View Full Version : Discussion: Supernova's Companion Star Found



Fraser
2004-Jan-08, 03:51 PM
SUMMARY: When the second brightest supernova seen in modern times, SN 1993J, blew up several years ago, it did leave a survivor. Using the Hubble Space Telescope, and several ground-based observatories, an international team of astronomers discovered a massive companion star that must have been orbiting the supernova at the time it exploded. This discovery is very important because it will allow astronomers watch what the remnant of SN 1993J does to its companion star. They might even be able to detect a neutron star or black hole forming in real time.

What do you think about this story? Post your comments below.

VanderL
2004-Jan-08, 04:11 PM
[/QUOTE]an international team of astronomers discovered a massive companion star that must have been orbiting the supernova at the time it exploded[QUOTE]
Not necessarily:
I think it confirms that a supernova is really the "fissioning" event that formed this massive star, fissioning is a process proposed in the Electric Universe model, see:
http://www.electric-cosmos.org/hrdiagr.htm
I think after a supernova (or nova) a companion will always be found (anything from a brown dwarf to such a massive star, depending on the violence of the event). The problem is that there's no way to be sure there was a companion before the event. The same thing is true for V838 Mon, there's a companion star now, but was there a companion before? Maybe a survey of all the known (super)nova events will show us how many stars are binaries.
Cheers.

anewton
2004-Jan-08, 05:58 PM
Wow! The Electric Universe Theory is really simple. Makes a lot of sense to me, but then, I took classes in college over 15 years and never graduated because I couldn't decide on a major. Doesn't it boil down to the old "energy is never lost, just changes form"? It seems much more plausible than original theory in discussion.

Littlemews
2004-Jan-08, 08:42 PM
I have the article about SN 1993J, I think its located in Messier Cluster # 80 or 81 or 83 something liek that...and It cools down really quick after the explosion. So no wonder there might be a Black Hole exist or not.

Josh
2004-Jan-09, 01:40 AM
What is the formation process of a black hole? At what point does it become a black hole? and at what point does whatever was there disappear off the screen because of the new black hole?

Littlemews
2004-Jan-09, 02:50 AM
What is the formation process of a black hole?
WD and N.Star >>>>Battle between Gravity and D.Pressure(gravity Win)>>>>>Black Hole Stage

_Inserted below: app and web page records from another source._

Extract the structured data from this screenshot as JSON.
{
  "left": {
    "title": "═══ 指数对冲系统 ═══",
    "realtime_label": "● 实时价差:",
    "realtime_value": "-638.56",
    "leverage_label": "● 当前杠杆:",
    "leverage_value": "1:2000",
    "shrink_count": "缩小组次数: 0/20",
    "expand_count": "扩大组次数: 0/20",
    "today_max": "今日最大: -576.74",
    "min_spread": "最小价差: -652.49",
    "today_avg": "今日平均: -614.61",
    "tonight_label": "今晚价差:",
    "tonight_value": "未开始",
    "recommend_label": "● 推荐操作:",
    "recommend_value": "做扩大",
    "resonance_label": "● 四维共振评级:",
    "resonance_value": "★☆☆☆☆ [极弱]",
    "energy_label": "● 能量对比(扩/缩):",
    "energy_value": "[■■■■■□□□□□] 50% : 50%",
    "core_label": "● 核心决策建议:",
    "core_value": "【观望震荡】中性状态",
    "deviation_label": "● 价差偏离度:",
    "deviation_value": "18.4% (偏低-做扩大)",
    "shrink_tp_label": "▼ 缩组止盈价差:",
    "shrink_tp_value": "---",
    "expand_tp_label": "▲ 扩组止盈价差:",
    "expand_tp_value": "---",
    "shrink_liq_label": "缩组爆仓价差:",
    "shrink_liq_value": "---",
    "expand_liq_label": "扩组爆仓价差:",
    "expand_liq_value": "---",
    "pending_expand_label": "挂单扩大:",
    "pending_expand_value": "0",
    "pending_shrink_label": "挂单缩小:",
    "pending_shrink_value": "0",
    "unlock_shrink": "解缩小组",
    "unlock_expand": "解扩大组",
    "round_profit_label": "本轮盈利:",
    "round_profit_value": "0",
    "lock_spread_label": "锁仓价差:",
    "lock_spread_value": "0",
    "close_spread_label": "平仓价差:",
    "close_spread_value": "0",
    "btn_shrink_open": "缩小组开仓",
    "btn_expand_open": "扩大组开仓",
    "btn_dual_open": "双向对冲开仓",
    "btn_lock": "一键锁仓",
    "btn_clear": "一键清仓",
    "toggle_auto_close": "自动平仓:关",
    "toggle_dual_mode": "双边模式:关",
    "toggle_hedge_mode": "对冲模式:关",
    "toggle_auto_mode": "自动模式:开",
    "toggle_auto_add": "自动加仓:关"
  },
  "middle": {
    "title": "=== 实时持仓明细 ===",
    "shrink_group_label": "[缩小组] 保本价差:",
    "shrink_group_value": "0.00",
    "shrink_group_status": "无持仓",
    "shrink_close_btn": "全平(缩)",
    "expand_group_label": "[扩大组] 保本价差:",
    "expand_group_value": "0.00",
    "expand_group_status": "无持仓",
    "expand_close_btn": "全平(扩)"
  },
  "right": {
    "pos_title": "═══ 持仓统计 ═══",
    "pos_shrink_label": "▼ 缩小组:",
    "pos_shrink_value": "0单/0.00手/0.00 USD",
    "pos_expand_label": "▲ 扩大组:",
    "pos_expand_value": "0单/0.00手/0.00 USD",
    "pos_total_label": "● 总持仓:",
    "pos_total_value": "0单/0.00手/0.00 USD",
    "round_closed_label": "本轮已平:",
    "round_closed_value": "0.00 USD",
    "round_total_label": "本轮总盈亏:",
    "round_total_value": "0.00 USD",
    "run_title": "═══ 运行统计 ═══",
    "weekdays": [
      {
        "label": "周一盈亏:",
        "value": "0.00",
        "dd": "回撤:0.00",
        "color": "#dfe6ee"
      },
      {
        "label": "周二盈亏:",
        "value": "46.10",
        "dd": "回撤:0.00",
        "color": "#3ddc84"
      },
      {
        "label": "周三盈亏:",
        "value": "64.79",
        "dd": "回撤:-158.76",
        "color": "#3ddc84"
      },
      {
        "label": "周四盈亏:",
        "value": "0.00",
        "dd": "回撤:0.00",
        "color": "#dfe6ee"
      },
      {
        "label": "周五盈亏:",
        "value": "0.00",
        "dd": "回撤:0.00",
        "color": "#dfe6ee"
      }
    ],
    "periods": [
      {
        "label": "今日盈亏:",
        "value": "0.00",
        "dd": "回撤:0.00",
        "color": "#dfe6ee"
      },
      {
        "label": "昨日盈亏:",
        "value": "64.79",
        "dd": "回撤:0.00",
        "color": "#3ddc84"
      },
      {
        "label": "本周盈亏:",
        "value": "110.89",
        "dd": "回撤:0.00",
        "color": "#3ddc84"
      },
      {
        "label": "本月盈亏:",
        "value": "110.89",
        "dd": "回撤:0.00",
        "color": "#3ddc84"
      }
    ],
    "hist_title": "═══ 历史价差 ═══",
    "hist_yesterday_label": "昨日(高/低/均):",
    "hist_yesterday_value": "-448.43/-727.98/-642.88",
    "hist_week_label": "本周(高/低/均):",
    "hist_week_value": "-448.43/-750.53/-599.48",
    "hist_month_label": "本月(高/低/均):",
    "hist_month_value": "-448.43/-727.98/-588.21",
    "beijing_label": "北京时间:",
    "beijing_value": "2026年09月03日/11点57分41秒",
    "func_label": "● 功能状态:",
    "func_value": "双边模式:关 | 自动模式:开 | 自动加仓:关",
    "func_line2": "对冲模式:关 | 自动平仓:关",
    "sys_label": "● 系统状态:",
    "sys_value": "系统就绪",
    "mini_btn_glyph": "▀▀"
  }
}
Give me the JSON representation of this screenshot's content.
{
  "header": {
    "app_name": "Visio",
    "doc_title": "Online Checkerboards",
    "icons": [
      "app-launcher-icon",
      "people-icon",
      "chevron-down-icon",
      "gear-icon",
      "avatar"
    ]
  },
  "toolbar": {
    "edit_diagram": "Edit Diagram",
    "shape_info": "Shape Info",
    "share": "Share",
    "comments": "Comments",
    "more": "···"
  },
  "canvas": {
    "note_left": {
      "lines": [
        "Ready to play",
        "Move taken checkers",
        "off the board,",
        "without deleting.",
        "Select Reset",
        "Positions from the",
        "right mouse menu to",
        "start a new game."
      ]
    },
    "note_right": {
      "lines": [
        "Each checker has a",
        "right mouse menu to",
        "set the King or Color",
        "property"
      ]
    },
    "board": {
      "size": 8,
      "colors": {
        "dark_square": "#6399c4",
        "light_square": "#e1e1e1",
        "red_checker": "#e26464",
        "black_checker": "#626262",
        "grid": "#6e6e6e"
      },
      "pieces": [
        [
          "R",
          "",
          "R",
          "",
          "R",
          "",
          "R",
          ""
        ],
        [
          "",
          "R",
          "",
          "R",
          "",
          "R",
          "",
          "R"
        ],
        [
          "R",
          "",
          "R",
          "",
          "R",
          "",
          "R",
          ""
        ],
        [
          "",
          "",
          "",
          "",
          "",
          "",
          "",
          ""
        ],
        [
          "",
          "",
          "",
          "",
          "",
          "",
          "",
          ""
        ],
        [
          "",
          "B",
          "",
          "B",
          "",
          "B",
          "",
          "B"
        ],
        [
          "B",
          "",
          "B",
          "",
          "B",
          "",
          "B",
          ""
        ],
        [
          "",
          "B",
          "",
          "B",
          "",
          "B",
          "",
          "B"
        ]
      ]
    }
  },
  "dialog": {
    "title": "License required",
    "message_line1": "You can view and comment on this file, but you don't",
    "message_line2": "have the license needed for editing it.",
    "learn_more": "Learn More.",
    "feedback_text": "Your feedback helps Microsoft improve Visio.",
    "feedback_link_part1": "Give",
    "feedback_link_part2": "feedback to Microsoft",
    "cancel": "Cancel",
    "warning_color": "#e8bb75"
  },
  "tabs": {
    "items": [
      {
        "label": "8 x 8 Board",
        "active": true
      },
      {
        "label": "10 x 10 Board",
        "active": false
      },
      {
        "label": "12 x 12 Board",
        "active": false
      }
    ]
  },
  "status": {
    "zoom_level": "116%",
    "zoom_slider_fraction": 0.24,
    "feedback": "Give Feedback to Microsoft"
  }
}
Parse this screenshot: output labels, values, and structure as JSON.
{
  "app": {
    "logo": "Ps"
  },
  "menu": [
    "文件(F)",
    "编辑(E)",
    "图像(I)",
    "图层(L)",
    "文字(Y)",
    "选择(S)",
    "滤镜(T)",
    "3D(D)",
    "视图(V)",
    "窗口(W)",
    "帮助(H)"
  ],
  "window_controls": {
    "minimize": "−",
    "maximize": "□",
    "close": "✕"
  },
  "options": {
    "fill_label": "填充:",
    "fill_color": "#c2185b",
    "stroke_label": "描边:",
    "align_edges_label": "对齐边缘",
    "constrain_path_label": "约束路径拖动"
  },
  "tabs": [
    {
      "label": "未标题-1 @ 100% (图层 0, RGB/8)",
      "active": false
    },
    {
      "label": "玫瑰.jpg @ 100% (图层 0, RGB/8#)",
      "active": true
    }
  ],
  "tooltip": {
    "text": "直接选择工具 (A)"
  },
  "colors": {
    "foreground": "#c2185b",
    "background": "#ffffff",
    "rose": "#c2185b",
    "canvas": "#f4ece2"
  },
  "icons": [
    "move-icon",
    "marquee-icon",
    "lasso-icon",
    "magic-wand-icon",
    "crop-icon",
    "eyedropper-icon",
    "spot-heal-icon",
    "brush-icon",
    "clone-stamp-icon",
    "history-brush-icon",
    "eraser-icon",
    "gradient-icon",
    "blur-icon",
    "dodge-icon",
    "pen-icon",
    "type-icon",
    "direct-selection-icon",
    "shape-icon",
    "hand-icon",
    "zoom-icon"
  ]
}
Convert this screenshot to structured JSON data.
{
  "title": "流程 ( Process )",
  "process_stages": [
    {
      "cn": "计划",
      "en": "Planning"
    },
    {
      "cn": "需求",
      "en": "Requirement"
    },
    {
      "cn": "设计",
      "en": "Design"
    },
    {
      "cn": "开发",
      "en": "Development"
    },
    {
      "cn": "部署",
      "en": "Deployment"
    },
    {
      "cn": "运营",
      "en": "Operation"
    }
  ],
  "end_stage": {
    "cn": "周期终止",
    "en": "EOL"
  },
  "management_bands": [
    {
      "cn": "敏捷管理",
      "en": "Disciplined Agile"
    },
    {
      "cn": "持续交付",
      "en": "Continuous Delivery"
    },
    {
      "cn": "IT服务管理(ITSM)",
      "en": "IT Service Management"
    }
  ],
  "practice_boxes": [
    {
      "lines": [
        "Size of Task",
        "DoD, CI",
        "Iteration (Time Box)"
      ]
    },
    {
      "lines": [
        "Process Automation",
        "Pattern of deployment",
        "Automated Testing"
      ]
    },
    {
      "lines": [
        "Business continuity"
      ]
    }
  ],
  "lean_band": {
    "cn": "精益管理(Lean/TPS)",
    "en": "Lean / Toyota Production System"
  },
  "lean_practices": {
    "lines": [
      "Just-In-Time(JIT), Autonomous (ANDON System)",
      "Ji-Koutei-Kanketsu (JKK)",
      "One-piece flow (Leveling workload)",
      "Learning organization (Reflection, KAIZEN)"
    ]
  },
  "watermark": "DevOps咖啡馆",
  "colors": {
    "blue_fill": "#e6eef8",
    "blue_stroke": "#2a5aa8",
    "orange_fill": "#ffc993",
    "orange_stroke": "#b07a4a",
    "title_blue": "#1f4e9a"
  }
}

At what point does it become a black hole?
A black hole originates in the collapse of the iron core that forms just prior to the supernova of a very high mass star. A collapse steller core weight more than 3Msun >>>>Black Hole.


at what point does whatever was there disappear off the screen because of the new black hole?
Dunno :huh: